01 June, 2011

The Book

I feel for my poor father. An avid sportsman, he had two children who showed minimal interest in any outdoor sports at all. I can still recall his frustration on warm summers days, when, keen to get out in the garden with a bat and ball he would attempt to evict his sluglike offspring from whichever nook or hiding place we had secreted ourselves. My brother would often join in with a game of cricket or some throw and catch before scuttling back to his Airfix models but I would resolutely refuse. It's hard to read in direct sunlight.

I've always been a bookworm. My mother taught me to read before I went to school. I devoured words. I would read the labels on shampoo bottles in the bath. I read every book in the school library before the 4th year. I read the childrens books at the local library and when I'd read all the ones I liked I moved into the grown up section. I have shelves full of books. Boxes full of books. A personalised signed Pratchett. I have a Kindle. I love reading, me.

I've read more books than I can count but if you asked me to pick a favourite I could do it in a heartbeat. It's not a highbrow masterpiece. It's not a Booker prize winner. It's a childrens book.

Charlie and The Chocolate Factory by Roald Dahl sticks in my memory as being the most amazing book of my entire childhood. I doubt it will ever be replaced in my affections by any other. It conjured up vivid images in my imagination of little Charlie Bucket, his impoverished but proud family and most importantly of all, that river of chocolate.
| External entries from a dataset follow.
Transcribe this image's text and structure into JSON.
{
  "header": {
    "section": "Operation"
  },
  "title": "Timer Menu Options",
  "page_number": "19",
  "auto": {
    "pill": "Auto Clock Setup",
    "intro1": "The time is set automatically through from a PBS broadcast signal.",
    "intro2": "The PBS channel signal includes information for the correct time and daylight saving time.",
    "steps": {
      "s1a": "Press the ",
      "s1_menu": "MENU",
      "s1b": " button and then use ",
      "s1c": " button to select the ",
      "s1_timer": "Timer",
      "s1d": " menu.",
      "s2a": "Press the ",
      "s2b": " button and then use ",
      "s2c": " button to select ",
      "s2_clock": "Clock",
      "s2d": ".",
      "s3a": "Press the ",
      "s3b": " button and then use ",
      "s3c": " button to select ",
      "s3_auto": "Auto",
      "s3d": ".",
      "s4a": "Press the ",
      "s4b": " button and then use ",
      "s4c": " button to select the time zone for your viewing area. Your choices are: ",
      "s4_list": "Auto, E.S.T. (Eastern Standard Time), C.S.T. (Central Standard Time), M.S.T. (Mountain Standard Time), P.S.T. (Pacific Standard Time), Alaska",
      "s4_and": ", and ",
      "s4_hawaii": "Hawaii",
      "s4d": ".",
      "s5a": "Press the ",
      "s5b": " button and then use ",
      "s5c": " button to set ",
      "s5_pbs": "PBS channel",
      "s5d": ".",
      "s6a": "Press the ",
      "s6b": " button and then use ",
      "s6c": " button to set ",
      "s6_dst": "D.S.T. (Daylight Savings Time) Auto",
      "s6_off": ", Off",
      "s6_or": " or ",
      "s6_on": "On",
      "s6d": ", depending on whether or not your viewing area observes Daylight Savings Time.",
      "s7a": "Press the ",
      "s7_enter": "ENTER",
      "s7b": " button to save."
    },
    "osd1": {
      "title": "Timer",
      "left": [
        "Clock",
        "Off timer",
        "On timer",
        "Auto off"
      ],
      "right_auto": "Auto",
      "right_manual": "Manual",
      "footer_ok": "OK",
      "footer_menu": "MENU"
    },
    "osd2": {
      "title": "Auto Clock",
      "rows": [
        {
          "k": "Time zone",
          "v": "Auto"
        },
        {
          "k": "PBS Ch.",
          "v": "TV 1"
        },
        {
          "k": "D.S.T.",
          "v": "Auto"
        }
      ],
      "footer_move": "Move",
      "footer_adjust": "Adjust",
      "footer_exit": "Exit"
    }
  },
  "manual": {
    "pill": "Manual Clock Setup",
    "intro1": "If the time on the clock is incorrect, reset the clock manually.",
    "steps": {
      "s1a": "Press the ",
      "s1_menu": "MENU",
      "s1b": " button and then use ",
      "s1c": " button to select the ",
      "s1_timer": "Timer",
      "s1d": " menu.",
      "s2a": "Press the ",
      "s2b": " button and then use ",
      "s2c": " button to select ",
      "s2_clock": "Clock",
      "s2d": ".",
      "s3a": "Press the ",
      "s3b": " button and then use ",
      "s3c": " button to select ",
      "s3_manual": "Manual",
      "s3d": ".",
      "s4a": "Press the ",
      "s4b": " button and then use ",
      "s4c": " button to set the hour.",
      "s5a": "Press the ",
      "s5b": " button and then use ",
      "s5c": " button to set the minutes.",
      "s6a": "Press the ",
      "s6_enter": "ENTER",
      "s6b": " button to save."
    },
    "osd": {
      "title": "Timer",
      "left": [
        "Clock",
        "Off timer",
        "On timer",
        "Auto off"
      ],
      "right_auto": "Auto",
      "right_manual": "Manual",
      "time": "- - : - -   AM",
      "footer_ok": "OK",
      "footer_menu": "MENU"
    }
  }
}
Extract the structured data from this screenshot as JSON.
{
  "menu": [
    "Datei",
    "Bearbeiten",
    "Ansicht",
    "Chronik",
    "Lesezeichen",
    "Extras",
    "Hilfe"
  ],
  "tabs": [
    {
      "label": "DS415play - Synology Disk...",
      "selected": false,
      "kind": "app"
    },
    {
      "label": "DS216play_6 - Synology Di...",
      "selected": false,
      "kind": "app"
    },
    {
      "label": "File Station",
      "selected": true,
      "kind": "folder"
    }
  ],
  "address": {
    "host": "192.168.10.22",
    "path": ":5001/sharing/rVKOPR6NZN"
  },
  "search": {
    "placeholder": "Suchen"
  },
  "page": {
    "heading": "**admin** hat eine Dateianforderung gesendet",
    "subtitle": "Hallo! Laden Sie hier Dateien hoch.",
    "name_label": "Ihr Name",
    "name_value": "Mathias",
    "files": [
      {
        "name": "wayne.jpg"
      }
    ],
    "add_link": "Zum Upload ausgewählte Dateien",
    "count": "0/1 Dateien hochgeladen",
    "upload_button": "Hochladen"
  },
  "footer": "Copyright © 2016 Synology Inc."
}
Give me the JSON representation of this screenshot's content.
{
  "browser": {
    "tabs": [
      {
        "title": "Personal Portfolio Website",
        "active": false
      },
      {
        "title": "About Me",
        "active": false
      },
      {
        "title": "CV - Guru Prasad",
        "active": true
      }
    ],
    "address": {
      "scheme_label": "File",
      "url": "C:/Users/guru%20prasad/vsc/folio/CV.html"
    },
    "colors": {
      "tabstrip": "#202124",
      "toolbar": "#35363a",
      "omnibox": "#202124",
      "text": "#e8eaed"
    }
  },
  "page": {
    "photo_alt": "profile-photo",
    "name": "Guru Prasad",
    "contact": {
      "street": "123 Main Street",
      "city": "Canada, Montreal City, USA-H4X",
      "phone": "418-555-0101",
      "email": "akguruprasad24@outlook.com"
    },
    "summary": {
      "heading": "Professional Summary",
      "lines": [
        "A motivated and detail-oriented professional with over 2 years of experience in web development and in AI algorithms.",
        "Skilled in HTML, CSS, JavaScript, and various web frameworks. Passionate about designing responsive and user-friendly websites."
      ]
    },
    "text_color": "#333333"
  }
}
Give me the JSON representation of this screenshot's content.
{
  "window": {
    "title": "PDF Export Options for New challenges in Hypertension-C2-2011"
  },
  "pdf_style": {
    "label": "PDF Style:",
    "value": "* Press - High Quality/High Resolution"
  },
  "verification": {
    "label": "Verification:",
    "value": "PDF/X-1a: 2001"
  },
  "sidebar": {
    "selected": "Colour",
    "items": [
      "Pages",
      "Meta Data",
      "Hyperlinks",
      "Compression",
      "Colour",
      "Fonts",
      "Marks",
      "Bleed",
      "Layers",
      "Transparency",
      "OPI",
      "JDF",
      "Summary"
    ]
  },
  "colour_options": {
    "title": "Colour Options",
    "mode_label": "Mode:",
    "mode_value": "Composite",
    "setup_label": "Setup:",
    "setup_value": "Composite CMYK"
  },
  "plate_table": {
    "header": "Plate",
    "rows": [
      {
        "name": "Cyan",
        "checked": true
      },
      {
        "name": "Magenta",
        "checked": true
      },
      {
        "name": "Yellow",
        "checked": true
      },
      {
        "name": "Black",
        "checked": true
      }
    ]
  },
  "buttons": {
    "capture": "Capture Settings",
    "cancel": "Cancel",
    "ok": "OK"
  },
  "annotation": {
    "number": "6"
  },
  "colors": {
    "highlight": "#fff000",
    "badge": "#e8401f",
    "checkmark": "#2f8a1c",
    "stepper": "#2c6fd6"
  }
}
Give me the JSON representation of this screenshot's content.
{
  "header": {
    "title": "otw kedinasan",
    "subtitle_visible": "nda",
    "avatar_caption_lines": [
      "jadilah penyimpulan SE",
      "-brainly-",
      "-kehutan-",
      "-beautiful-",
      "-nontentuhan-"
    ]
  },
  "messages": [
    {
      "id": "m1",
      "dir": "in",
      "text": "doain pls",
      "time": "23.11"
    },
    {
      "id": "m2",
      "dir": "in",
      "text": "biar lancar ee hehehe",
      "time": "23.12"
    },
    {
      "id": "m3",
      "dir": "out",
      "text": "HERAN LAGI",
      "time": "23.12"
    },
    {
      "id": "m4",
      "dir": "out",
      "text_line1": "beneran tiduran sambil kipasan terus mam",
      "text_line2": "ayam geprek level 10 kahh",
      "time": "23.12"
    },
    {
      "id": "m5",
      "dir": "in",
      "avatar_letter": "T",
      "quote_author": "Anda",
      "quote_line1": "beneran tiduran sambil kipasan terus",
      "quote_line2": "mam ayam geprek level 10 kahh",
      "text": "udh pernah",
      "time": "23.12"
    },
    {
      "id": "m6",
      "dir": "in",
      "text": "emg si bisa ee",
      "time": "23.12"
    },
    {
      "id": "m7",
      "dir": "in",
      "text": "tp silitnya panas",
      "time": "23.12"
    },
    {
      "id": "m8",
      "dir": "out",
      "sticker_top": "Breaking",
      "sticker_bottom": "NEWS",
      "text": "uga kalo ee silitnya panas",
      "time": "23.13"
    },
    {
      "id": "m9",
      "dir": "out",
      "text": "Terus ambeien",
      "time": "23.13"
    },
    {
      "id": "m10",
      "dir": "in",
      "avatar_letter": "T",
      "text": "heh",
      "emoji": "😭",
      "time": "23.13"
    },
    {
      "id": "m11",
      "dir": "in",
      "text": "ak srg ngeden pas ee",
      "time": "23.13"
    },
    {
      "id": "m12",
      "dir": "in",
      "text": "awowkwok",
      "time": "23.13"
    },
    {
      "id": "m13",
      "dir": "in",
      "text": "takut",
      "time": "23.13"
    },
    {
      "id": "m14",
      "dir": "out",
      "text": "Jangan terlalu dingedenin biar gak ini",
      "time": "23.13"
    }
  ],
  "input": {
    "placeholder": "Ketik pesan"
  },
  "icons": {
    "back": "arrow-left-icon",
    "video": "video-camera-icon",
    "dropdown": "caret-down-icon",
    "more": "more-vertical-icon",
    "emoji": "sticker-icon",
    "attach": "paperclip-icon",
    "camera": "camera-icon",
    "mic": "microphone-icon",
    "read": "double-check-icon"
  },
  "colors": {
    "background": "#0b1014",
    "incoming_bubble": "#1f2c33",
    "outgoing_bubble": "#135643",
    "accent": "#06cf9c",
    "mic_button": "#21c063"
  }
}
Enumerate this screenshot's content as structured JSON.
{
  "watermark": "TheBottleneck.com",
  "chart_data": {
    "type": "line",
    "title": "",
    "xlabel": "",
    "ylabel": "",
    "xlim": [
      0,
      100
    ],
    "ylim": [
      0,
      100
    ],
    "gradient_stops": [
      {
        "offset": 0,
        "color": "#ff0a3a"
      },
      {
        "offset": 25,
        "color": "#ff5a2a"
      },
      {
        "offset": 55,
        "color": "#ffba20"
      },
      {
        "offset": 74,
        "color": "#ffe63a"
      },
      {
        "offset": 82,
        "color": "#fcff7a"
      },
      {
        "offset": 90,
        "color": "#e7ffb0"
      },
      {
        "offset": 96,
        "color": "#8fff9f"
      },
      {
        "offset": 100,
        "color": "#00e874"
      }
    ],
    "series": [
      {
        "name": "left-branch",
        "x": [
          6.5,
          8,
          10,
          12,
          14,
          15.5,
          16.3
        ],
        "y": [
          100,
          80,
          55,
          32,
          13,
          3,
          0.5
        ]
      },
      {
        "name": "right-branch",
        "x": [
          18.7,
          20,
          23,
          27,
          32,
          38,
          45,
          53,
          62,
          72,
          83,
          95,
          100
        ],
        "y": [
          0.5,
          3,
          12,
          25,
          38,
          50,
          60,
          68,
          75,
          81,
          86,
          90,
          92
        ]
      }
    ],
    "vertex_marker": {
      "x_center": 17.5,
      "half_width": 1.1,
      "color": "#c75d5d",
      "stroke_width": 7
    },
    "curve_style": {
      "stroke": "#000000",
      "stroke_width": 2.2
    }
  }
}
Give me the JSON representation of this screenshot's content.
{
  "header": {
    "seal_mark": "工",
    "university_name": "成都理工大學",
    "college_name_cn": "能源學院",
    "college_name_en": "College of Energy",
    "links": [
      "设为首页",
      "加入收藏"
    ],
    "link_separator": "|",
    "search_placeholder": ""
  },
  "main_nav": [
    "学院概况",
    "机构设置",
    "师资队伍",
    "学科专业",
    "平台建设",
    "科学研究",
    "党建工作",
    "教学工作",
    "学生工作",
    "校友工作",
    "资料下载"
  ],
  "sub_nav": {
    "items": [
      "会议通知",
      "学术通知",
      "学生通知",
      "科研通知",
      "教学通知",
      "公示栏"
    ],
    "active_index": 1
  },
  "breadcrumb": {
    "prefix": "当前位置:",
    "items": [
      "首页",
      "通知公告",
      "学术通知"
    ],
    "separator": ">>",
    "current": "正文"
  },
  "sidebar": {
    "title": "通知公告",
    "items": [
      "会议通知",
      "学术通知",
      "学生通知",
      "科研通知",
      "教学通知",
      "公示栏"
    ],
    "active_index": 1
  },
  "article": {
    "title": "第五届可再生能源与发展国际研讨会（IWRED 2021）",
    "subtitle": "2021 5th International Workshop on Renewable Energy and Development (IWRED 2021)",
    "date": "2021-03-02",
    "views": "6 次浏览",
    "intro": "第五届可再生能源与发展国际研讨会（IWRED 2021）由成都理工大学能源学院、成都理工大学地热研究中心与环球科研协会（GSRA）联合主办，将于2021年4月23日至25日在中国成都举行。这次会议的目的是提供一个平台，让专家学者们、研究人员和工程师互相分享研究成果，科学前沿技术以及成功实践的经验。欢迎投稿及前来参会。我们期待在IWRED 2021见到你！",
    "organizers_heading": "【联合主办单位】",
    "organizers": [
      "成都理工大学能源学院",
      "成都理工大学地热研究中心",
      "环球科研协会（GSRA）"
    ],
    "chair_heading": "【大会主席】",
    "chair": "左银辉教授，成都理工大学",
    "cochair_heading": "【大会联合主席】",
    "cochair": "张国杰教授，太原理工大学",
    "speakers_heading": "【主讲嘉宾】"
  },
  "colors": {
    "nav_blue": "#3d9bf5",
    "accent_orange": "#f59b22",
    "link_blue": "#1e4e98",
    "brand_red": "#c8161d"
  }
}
I won't bore you all with the details as I'm sure you've all read it. (What? You haven't? Get thee to a bookshop!) Perhaps it was my sweet tooth that made me love it with such a passion but all I know is that Roald Dahl filled my head with pictures. It was more than just pictures, though. It was sounds and smells, imaginary places, magical little people, a glass elevator, and oh yes, a river of chocolate. Beautiful pictures, imaginary scents, grotesque baddies, a hero and his grandfather, a peculiar confectioner and a happy ending to boot.

Fast forward to 2011 and I'm having a conversation with my friends six year old son. He's a nice little boy, not too grubby and well behaved. We have funny little conversations which I generally enjoy, well, apart from the one where he told me that the reason I was so short was that I ate too many Sometimes Foods. I still think his mother was behind it. Anyhoo. We were having a nice little chat about books one day and I told him about Charlie and the Chocolate Factory. He wanted to know more and so I downloaded a free sample to my Kindle before my next babysitting venture. Once the parents had gone out and the younger brother was safely tucked into bed, I began to read.

It's a lovely thing, reading to children. They go into a trancelike state. They sit still and pay attention. They are transported to another place. Their eyes might be staring at the words on the page but you know they're not reading them. And so it was with little Ted. By the end of the first chapter he was snuggled in so close that I could feel his breathing against my arm. I knew that the words I was reading out loud were filtering into his ears and sloshing around inside his mind. I knew he could see Grandpa Joe and Grandma Josephine, Grandpa George and Grandma Georgina squashed into the bed. I knew that in his minds eye he could see Prince Pondicherry in his chocolate palace. Charlie Bucket was alive inside someone elses head.

Little Ted was disappointed when the free sample ended and wanted to know what happened to Charlie Bucket. I went home the next day and visited www.bookdepository.co.uk. Within 10 minutes a copy of Charlie and the Chocolate Factory had been purchased and sent to a little boy.

About a week later I received a 'phone call. "Thank you for my book. It came today."
"You're welcome," I replied. "Did I tell you that it's my most favourite book in the whole wide world?"

"Yep," said Ted. "I'm going to get Mummy to read it to me tonight. Thank you so much. I love it."

People might think it's just a book. It cost less than ten dollars. But it's so much more than just a book. It's an introduction to the power of imagination. It's the front door to a world of magic and make believe, of little people, of gruesome children and their gruesome parents. It's about edible blades of grass and a river of chocolate.

It's the best gift I've ever given.

So, what's your book?


Foodycat said...

Brilliant. And kudos to mother of Little Ted that he phoned to say thank you! Manners like that are in short supply.

mscrankypants said...

Goodness gracious, Little Ted is growing up so quickly.

I had the gift of possibly too many books when I was young, and can't choose a 'go to' book. Anything with horses went down well, and the kids' own adventures like the Famous Five, too.